By ZEINAB NAJM
HEIGHTS — Dearborn Heights District No. 7 switched to virtual learning for all students Nov. 15 following a new three-week epidemic order from the Michigan Department of Health and Human Services.
Prior to the order, the district was offering virtual and in-person learning to students based on a choice made by families. Supt. Jennifer Mast made the decision to move not just high school students to virtual learning, as required by the MDHHS order, but middle and elementary school students as well.
“Colleges and high schools may proceed with remote learning, but must end in-person classes,” the order read. “Michigan has seen fewer outbreaks associated with elementary and middle schools, and younger children are most in need of in-person instruction.
“In-person K-8 schooling may continue if it can be done with strong mitigation, including mask requirements, based on discussion between local health and school officials. Childcare also remains open to support working parents.

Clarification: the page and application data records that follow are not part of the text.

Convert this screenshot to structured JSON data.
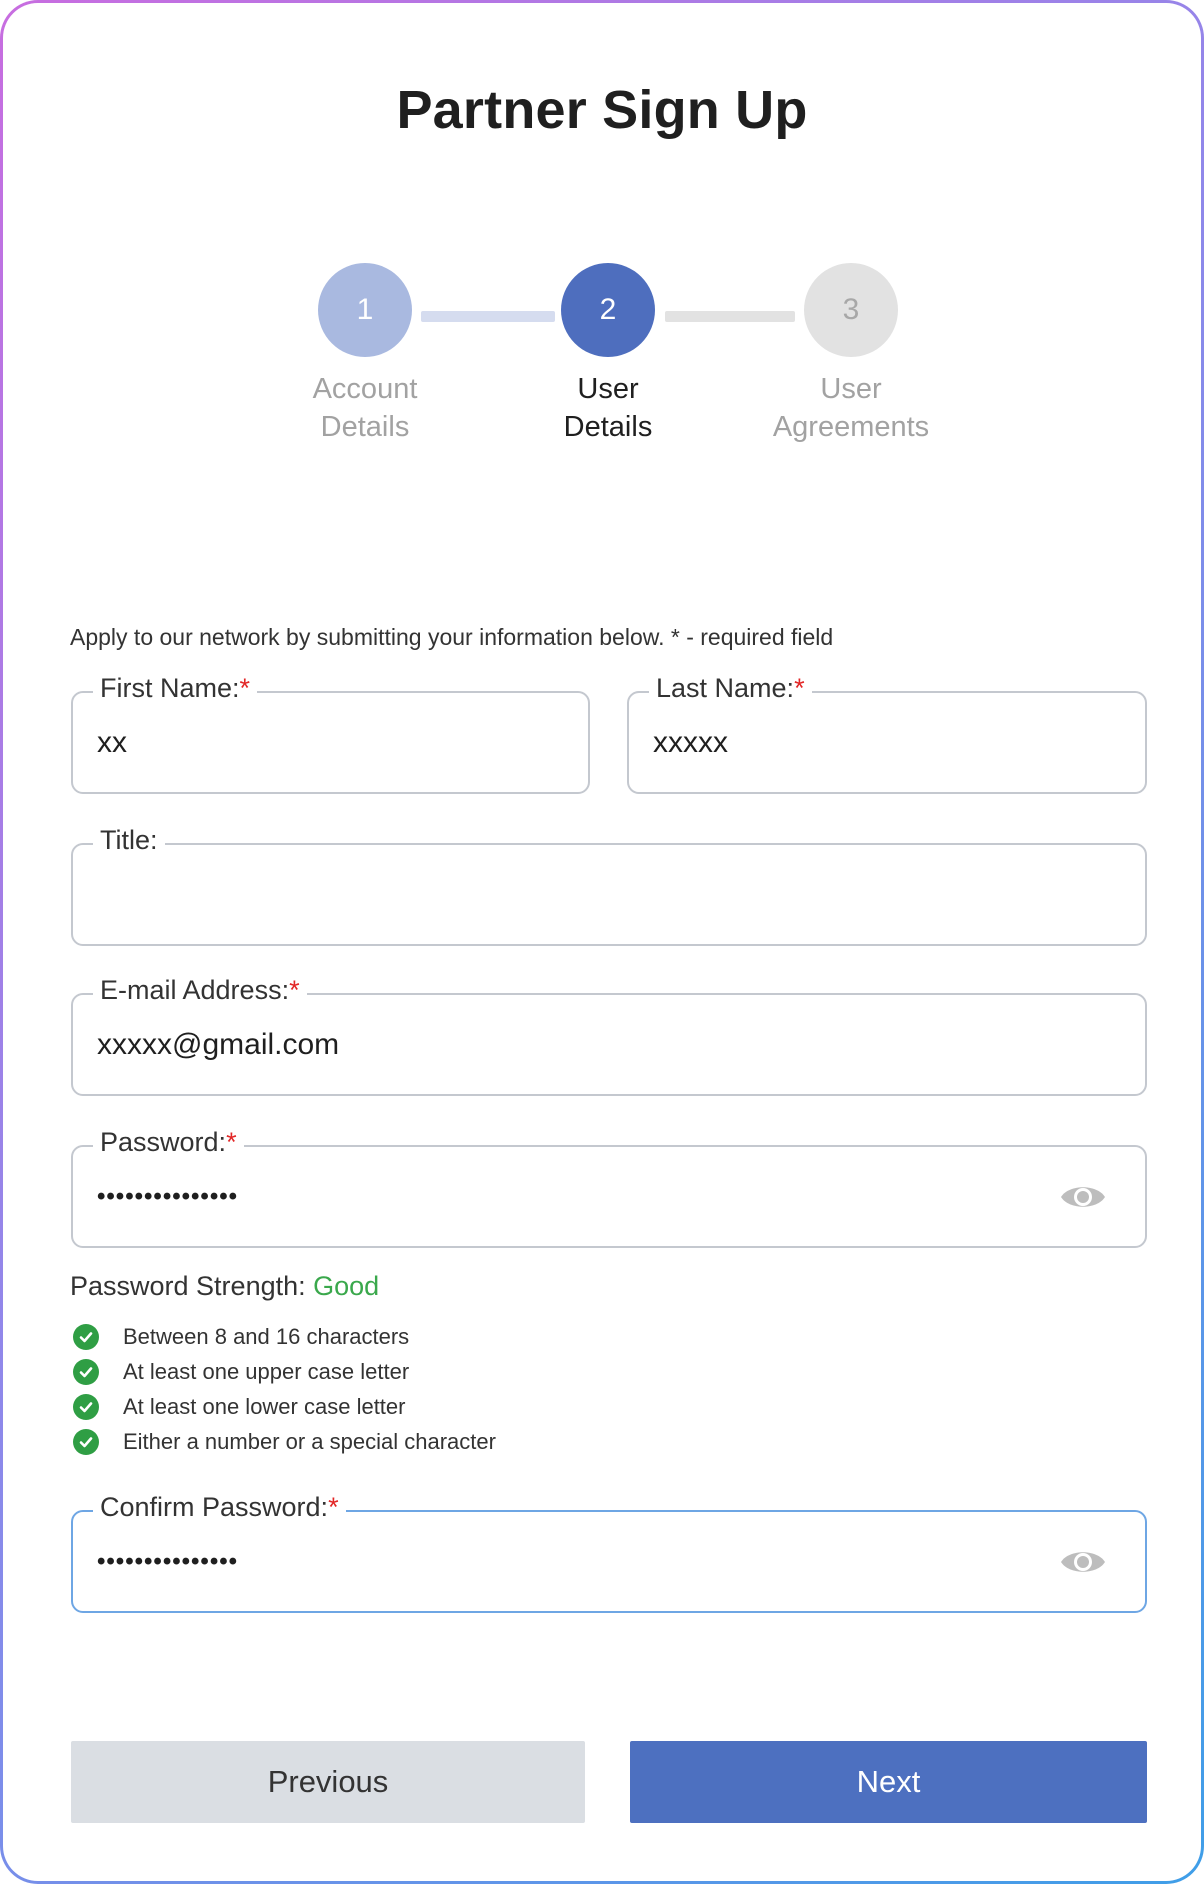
{
  "page": {
    "title": "Partner Sign Up"
  },
  "stepper": {
    "steps": [
      {
        "number": "1",
        "label_line1": "Account",
        "label_line2": "Details",
        "state": "completed"
      },
      {
        "number": "2",
        "label_line1": "User",
        "label_line2": "Details",
        "state": "active"
      },
      {
        "number": "3",
        "label_line1": "User",
        "label_line2": "Agreements",
        "state": "upcoming"
      }
    ]
  },
  "form": {
    "intro": "Apply to our network by submitting your information below. * - required field",
    "required_marker": "*",
    "first_name": {
      "label": "First Name:",
      "value": "xx"
    },
    "last_name": {
      "label": "Last Name:",
      "value": "xxxxx"
    },
    "title": {
      "label": "Title:",
      "value": ""
    },
    "email": {
      "label": "E-mail Address:",
      "value": "xxxxx@gmail.com"
    },
    "password": {
      "label": "Password:",
      "value": "•••••••••••••••"
    },
    "confirm_password": {
      "label": "Confirm Password:",
      "value": "•••••••••••••••"
    }
  },
  "password_strength": {
    "label": "Password Strength:",
    "value": "Good",
    "rules": [
      "Between 8 and 16 characters",
      "At least one upper case letter",
      "At least one lower case letter",
      "Either a number or a special character"
    ]
  },
  "buttons": {
    "previous": "Previous",
    "next": "Next"
  },
  "colors": {
    "primary": "#4d70c0",
    "step_completed": "#a9b9e0",
    "step_upcoming": "#e2e2e2",
    "required": "#e22727",
    "success": "#3aa84c",
    "focus_border": "#6ea6e4"
  },
  "icons": {
    "password_toggle": "eye-icon",
    "rule_status": "check-circle-icon"
  }
}
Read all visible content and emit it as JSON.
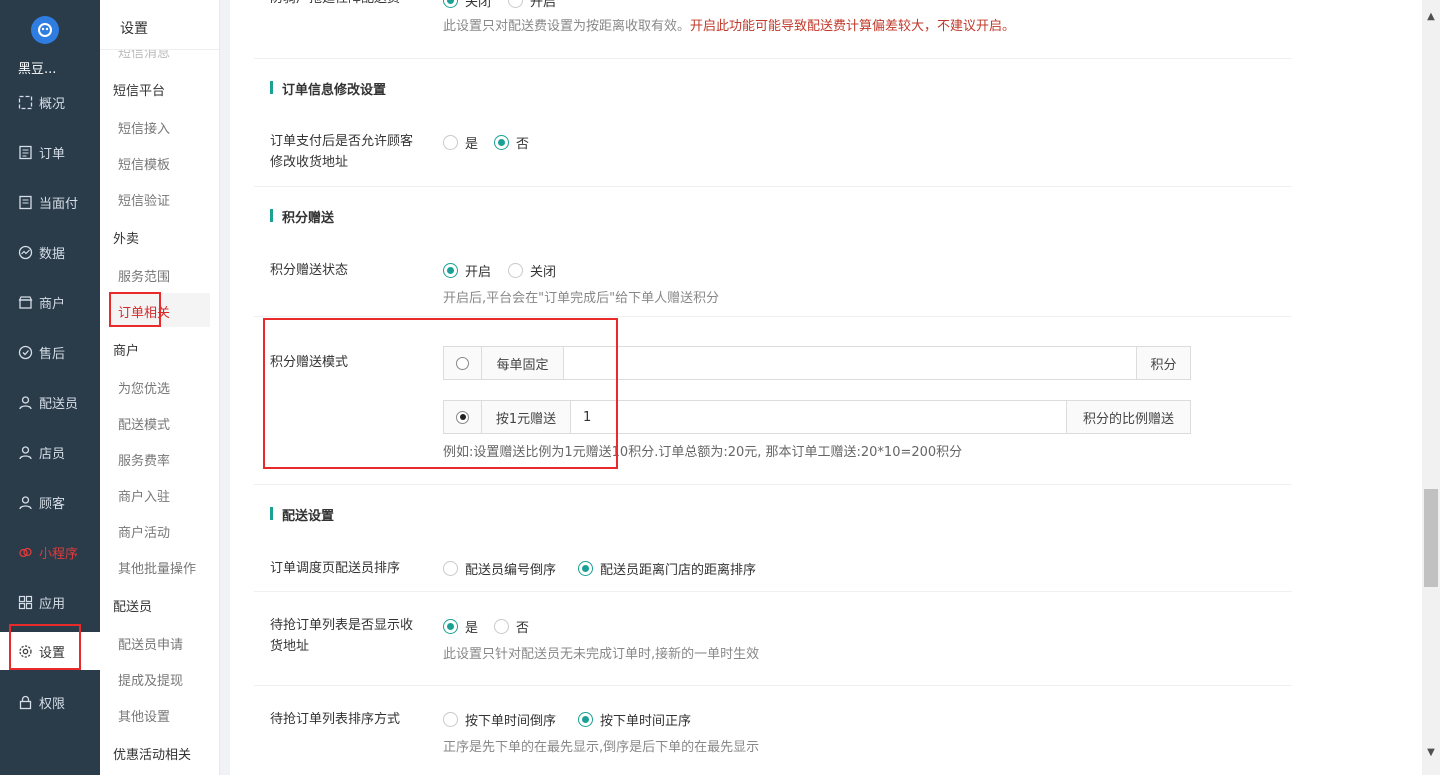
{
  "nav": {
    "brand": "黑豆...",
    "items": [
      {
        "label": "概况",
        "icon": "overview-icon"
      },
      {
        "label": "订单",
        "icon": "order-icon"
      },
      {
        "label": "当面付",
        "icon": "facepay-icon"
      },
      {
        "label": "数据",
        "icon": "data-icon"
      },
      {
        "label": "商户",
        "icon": "shop-icon"
      },
      {
        "label": "售后",
        "icon": "aftersale-icon"
      },
      {
        "label": "配送员",
        "icon": "courier-icon"
      },
      {
        "label": "店员",
        "icon": "clerk-icon"
      },
      {
        "label": "顾客",
        "icon": "customer-icon"
      },
      {
        "label": "小程序",
        "icon": "miniprogram-icon"
      },
      {
        "label": "应用",
        "icon": "apps-icon"
      },
      {
        "label": "设置",
        "icon": "gear-icon"
      },
      {
        "label": "权限",
        "icon": "lock-icon"
      }
    ]
  },
  "subnav": {
    "title": "设置",
    "partial_item": "短信消息",
    "groups": {
      "sms": "短信平台",
      "takeout": "外卖",
      "merchant": "商户",
      "courier": "配送员",
      "promo": "优惠活动相关"
    },
    "items": {
      "sms_access": "短信接入",
      "sms_template": "短信模板",
      "sms_verify": "短信验证",
      "service_area": "服务范围",
      "order_related": "订单相关",
      "preferred": "为您优选",
      "delivery_mode": "配送模式",
      "service_fee": "服务费率",
      "merchant_join": "商户入驻",
      "merchant_activity": "商户活动",
      "batch_ops": "其他批量操作",
      "courier_apply": "配送员申请",
      "commission": "提成及提现",
      "other_settings": "其他设置"
    }
  },
  "main": {
    "top_fragment": {
      "label": "防骑户拖延性降配送费",
      "opt_off": "关闭",
      "opt_on": "开启",
      "hint_normal": "此设置只对配送费设置为按距离收取有效。",
      "hint_warn": "开启此功能可能导致配送费计算偏差较大，不建议开启。"
    },
    "order_edit": {
      "title": "订单信息修改设置",
      "label": "订单支付后是否允许顾客修改收货地址",
      "opt_yes": "是",
      "opt_no": "否",
      "selected": "否"
    },
    "points": {
      "title": "积分赠送",
      "status_label": "积分赠送状态",
      "opt_on": "开启",
      "opt_off": "关闭",
      "status_selected": "开启",
      "status_hint": "开启后,平台会在\"订单完成后\"给下单人赠送积分",
      "mode_label": "积分赠送模式",
      "fixed_label": "每单固定",
      "fixed_value": "",
      "fixed_suffix": "积分",
      "ratio_label": "按1元赠送",
      "ratio_value": "1",
      "ratio_suffix": "积分的比例赠送",
      "mode_selected": "按1元赠送",
      "mode_hint": "例如:设置赠送比例为1元赠送10积分.订单总额为:20元, 那本订单工赠送:20*10=200积分"
    },
    "delivery": {
      "title": "配送设置",
      "sort_label": "订单调度页配送员排序",
      "sort_opt1": "配送员编号倒序",
      "sort_opt2": "配送员距离门店的距离排序",
      "sort_selected": "配送员距离门店的距离排序",
      "show_addr_label": "待抢订单列表是否显示收货地址",
      "show_opt_yes": "是",
      "show_opt_no": "否",
      "show_selected": "是",
      "show_hint": "此设置只针对配送员无未完成订单时,接新的一单时生效",
      "order_sort_label": "待抢订单列表排序方式",
      "order_opt_desc": "按下单时间倒序",
      "order_opt_asc": "按下单时间正序",
      "order_selected": "按下单时间正序",
      "order_hint": "正序是先下单的在最先显示,倒序是后下单的在最先显示"
    }
  },
  "colors": {
    "nav_bg": "#2a3b4a",
    "accent": "#1aa094",
    "highlight_box": "#e82a2a",
    "warn_text": "#c0392b"
  }
}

“Throughout this crisis, Michigan’s teachers and childcare workers have served on the front lines ensuring support for working parents and educating our children. Governor Gretchen Whitmer’s administration has worked around the clock to protect Michigan’s teachers and childcare workers and the other heroes serving on the front lines of the pandemic.”
During a Nov. 18 virtual Q&A, Mast said the change went into effect that day and that over the weekend the district had a huge influx of COVID-19 cases.
Mast also said the health department contacts the district when they identity a school associated case, which had not happened as of Nov. 18.
“We have had a huge influx of cases in the last couple of days and I’m assuming that we will start to get calls that there are some school associated cases,” she said.
From Friday to Sunday, five staff members and three students tested positive in addition to 14 teachers and over 80 students who had to begin quarantining themselves.
“That was a clear indicator to me that things were starting to move in the district,” Mast said. “So when the order came out on Sunday night, I looked at those numbers from the weekend, and the majority of our cases and quarantines from the weekend were all at the elementary level. One at middle and none at high school.”
When the MDHHS order came out Nov. 15, Mast made the recommendation that all grade levels needed to stay home for the three weeks because it was the best and safest option for all students and staff.
She said more cases were reported from students and staff since Nov. 16.
“We are looking out for everyone in the district, staff included,” Mast said.“It’s very hard for me to make a decision to say that what’s going on isn’t safe for students and staff at the high school level but it is OK and safe for students and staff at the lower levels. I would never would want anyone to feel as though one level or one group is less important or we’re less worried about them. The numbers definitely supported that as well.”
The school board unanimously approved the district’s fall 2020 re-entry plan, as required every 30 days, with the added virtual classes change.
Mast said that the district will continue virtual learning through Dec. 9 unless MDHHS extends or changes its epidemic order.
(Zeinab Najm can be reached at [email protected])